## HOW TO COMPLETE THIS TASK
Run through the data and copy out every line that mentions the word "with".

## DATA FOR THE TASK
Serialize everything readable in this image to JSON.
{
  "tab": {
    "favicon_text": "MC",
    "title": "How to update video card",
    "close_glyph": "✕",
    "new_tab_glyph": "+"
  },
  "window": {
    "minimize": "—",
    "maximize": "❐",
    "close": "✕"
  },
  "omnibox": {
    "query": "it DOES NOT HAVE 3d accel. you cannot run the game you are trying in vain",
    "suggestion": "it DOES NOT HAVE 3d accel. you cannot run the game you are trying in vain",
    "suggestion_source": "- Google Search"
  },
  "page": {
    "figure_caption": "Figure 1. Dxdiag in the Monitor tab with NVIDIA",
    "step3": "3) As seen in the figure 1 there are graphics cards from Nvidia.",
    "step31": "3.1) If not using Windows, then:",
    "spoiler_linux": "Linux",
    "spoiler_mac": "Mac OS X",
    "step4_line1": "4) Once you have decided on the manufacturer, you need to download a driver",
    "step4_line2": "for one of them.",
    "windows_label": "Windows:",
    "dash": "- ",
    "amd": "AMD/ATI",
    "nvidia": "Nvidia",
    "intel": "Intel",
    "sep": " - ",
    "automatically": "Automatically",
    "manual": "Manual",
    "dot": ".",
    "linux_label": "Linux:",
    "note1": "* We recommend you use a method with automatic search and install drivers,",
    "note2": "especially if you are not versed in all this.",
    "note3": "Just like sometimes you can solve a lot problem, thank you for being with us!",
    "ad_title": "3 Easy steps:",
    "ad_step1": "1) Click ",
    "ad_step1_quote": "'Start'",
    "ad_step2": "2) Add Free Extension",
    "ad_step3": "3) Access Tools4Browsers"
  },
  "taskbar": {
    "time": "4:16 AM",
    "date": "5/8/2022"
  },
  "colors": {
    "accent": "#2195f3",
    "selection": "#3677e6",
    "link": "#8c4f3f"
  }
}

## ANSWER
    "figure_caption": "Figure 1. Dxdiag in the Monitor tab with NVIDIA",
    "note1": "* We recommend you use a method with automatic search and install drivers,",
    "note3": "Just like sometimes you can solve a lot problem, thank you for being with us!",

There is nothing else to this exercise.